(Collected data)
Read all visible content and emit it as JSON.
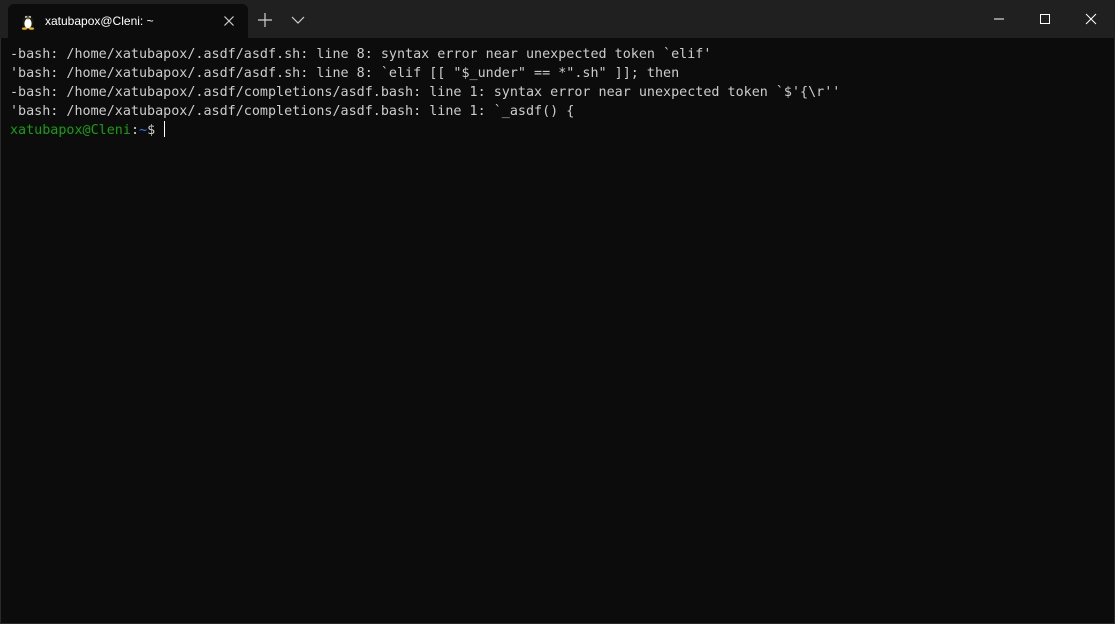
{
  "tab": {
    "title": "xatubapox@Cleni: ~",
    "icon": "linux-penguin-icon"
  },
  "window": {
    "min_icon": "minimize-icon",
    "max_icon": "maximize-icon",
    "close_icon": "close-icon"
  },
  "terminal": {
    "lines": [
      "-bash: /home/xatubapox/.asdf/asdf.sh: line 8: syntax error near unexpected token `elif'",
      "'bash: /home/xatubapox/.asdf/asdf.sh: line 8: `elif [[ \"$_under\" == *\".sh\" ]]; then",
      "-bash: /home/xatubapox/.asdf/completions/asdf.bash: line 1: syntax error near unexpected token `$'{\\r''",
      "'bash: /home/xatubapox/.asdf/completions/asdf.bash: line 1: `_asdf() {"
    ],
    "prompt": {
      "user_host": "xatubapox@Cleni",
      "separator": ":",
      "path": "~",
      "symbol": "$ "
    }
  },
  "colors": {
    "background": "#0c0c0c",
    "titlebar": "#202020",
    "foreground": "#cccccc",
    "prompt_user": "#13a10e",
    "prompt_path": "#3b78ff"
  }
}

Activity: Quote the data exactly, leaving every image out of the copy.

Result for this task:
Read all visible content and emit it as JSON.
{
  "tab": {
    "title": "xatubapox@Cleni: ~",
    "icon": "linux-penguin-icon"
  },
  "window": {
    "min_icon": "minimize-icon",
    "max_icon": "maximize-icon",
    "close_icon": "close-icon"
  },
  "terminal": {
    "lines": [
      "-bash: /home/xatubapox/.asdf/asdf.sh: line 8: syntax error near unexpected token `elif'",
      "'bash: /home/xatubapox/.asdf/asdf.sh: line 8: `elif [[ \"$_under\" == *\".sh\" ]]; then",
      "-bash: /home/xatubapox/.asdf/completions/asdf.bash: line 1: syntax error near unexpected token `$'{\\r''",
      "'bash: /home/xatubapox/.asdf/completions/asdf.bash: line 1: `_asdf() {"
    ],
    "prompt": {
      "user_host": "xatubapox@Cleni",
      "separator": ":",
      "path": "~",
      "symbol": "$ "
    }
  },
  "colors": {
    "background": "#0c0c0c",
    "titlebar": "#202020",
    "foreground": "#cccccc",
    "prompt_user": "#13a10e",
    "prompt_path": "#3b78ff"
  }
}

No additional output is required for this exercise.